Top of LISTED ENTRIES

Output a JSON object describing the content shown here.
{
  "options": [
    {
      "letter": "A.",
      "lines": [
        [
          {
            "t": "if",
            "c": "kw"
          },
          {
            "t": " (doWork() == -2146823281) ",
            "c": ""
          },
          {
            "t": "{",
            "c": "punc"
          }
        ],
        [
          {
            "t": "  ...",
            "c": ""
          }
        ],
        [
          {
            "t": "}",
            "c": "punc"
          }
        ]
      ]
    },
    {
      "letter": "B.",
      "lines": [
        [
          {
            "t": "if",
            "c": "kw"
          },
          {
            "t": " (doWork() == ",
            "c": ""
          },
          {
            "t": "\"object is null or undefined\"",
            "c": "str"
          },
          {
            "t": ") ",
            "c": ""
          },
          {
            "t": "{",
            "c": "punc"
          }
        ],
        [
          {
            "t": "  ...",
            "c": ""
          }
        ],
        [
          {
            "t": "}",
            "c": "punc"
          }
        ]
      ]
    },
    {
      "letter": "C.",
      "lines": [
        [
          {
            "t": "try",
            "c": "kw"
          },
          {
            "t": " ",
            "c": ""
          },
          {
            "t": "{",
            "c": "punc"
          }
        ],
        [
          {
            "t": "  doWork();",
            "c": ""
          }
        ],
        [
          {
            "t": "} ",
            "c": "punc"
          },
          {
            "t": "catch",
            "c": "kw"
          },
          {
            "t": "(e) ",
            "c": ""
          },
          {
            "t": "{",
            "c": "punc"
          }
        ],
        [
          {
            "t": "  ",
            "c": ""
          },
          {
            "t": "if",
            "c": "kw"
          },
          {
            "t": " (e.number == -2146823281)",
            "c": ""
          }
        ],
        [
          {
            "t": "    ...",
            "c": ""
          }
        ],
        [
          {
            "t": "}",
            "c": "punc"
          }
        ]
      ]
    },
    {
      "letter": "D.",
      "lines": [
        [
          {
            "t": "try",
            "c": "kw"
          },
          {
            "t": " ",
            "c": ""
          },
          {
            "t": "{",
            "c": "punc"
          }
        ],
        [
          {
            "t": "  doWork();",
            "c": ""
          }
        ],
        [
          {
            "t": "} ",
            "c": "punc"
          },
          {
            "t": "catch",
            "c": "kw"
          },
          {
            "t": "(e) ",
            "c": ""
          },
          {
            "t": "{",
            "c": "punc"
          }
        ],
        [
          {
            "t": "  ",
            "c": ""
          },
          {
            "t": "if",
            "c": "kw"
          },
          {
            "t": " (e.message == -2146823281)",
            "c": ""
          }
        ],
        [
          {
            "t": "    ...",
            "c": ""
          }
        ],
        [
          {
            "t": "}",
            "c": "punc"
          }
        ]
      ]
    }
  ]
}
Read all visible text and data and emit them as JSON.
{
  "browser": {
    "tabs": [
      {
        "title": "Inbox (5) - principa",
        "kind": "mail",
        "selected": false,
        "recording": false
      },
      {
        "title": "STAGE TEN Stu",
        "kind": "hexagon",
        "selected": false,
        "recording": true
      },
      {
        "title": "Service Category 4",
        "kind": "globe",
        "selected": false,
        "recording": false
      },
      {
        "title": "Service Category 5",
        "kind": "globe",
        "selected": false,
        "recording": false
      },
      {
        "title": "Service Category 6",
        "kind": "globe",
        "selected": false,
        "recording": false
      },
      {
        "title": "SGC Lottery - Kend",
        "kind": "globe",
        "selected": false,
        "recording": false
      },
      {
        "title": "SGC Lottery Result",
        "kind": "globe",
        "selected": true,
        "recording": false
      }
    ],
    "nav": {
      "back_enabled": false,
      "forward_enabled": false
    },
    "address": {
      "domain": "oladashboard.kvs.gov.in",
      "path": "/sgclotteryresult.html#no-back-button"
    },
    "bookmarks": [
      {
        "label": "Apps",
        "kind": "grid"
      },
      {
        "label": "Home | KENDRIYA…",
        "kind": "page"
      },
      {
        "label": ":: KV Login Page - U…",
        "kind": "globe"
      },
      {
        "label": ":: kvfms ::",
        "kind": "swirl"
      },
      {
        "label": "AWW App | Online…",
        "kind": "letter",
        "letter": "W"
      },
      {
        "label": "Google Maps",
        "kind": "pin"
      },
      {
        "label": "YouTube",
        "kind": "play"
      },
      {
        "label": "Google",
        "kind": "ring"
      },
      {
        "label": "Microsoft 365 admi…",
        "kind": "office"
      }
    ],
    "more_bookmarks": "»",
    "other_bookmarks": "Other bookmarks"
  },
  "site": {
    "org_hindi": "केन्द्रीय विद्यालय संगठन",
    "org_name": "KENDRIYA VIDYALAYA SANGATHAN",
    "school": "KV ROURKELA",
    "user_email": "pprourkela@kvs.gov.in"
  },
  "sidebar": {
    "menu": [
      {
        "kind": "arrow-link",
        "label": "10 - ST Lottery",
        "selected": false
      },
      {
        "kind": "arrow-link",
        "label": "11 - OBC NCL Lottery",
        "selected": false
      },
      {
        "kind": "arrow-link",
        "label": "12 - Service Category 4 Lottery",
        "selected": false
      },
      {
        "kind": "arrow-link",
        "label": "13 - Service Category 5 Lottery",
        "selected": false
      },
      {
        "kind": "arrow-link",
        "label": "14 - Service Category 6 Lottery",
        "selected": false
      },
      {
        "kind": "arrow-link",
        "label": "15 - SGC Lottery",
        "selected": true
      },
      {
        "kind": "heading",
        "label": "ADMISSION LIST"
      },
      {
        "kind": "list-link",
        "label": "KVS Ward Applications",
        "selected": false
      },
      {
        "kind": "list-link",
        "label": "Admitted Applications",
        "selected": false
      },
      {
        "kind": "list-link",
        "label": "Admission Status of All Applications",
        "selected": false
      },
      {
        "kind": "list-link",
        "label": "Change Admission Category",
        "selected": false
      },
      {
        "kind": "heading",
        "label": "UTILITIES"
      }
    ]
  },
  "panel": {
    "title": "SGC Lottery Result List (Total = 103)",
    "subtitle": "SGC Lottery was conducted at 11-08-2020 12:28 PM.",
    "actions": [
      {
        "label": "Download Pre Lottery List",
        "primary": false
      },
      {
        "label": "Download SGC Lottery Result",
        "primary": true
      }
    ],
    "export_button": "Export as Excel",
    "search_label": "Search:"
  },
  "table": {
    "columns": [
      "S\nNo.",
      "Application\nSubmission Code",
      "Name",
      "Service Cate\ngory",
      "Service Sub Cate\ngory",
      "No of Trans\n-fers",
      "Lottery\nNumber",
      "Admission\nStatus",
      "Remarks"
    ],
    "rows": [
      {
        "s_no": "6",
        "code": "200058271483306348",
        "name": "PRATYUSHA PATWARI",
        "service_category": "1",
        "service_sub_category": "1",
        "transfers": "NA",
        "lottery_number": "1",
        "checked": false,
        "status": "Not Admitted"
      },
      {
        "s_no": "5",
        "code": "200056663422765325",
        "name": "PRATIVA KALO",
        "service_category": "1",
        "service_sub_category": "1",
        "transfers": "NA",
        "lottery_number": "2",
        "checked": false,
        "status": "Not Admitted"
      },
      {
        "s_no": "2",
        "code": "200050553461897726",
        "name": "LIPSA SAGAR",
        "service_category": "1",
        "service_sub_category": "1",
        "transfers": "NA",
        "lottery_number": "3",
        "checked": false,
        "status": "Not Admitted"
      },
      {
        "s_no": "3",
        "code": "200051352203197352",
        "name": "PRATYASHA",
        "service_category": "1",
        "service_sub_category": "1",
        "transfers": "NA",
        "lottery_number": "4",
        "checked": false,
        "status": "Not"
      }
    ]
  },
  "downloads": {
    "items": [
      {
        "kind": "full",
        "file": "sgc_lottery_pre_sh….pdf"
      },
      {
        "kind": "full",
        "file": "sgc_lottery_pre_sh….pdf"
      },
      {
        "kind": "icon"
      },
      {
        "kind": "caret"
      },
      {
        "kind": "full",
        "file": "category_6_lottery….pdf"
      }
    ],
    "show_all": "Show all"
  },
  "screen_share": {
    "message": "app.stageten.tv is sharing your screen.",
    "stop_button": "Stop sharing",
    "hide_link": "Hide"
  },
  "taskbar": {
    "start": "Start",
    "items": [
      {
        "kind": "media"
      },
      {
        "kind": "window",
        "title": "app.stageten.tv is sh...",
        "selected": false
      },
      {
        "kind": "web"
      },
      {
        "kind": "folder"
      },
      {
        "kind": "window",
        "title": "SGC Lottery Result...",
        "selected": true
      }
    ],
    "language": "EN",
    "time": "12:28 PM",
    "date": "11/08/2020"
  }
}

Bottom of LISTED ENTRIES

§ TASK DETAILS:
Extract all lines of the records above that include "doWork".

§ RESPONSE TO THE EXERCISE:
            "t": " (doWork() == -2146823281) ",
            "t": " (doWork() == ",
            "t": "  doWork();",
            "t": "  doWork();",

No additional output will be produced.